Sunday, April 10, 2016

Mathmatical Modeling part 2

Dna, Double Helix, Model, Minor Groove Yesterday, I wrote about a great pdf that would make a great introduction to the topic. Today, I"m looking at several places that offer lesson plans on mathematical modeling.

One of them is the University of Indiana in Bloomington.  The page offers 40 modeling lesson plans tested by teachers and staff for students in grades 7 to 12.  The lessons actually include a senario and ask that the students create a proposal that includes the mathematical model to show why their suggestion is the best one.  Others are either experiments that require them to come up with rules for certain things while others are performance tasks based on real life situations such as needing to protect art in a museum.

The teachers college at Columbia University has a wonderful 25 page sample of the  Mathematical Modeling Handbook with the introduction and the first project with everything needed to conduct the lesson.  The introduction gives some everyday situations and discusses how it modeling should be taught in schools. 

Annenberg learner has a great lesson on mathematical modeling using circular movement, and transmission ratios followed by one on mosquito population and exponential growth.   The lessons come with everything you need and utilize hands on activities to help students see connections.

Back to the Plus Maths site for a complete package on mathematical modeling. This package shows some of the ways mathematical modeling is used in medicine and nature, economics, politics, and human interaction, games, sports, and art.  They offer three levels - explicit has students using the math, middle ground that introduces mathematical modeling and gives a glimpse of equations, the bigger picture that looks beyond what can be done in the classroom, and the try it yourself are problems from NRICH to do in the classroom.

The University of Arizona has two semesters worth of posters showing student work from a class on mathematical modeling.  The posters are one page summaries of the work they did in the class and contains everything from the problem to results, references and potential applications of the results.  Each poster includes a listing of scientific challenges for the problem.  Some of these are beyond my ELL student's understanding but a few, such as the one which explores why the same store might charge different prices for an item is something they can relate to.

Finally from the University of Texas at Austin is a nice page of mathematical modeling projects with units on science and engineering, art, music, and entrepreneurship. Each unit comes with everything needed from teacher instructions to the worksheets to samples showing how the results can be put together.  Each topic has several subtopics such as under fine arts - geometry, there are two different lesson plans, one on symmetry of design while the other looks at kaleidoscopes.

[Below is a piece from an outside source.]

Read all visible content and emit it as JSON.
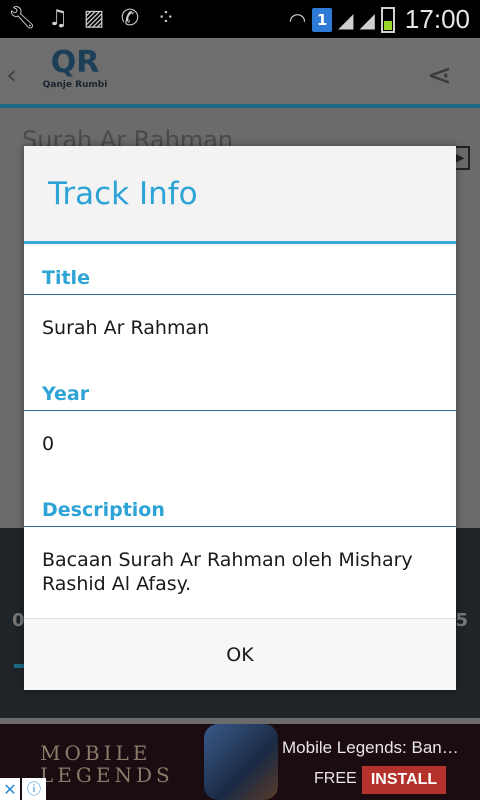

I think I'm going to see where I can work this in my math classes so students get a chance to experience mathematical modeling.  I know I can use one on population growth anytime I teach exponential functions.  So I have a start.  Have a good day.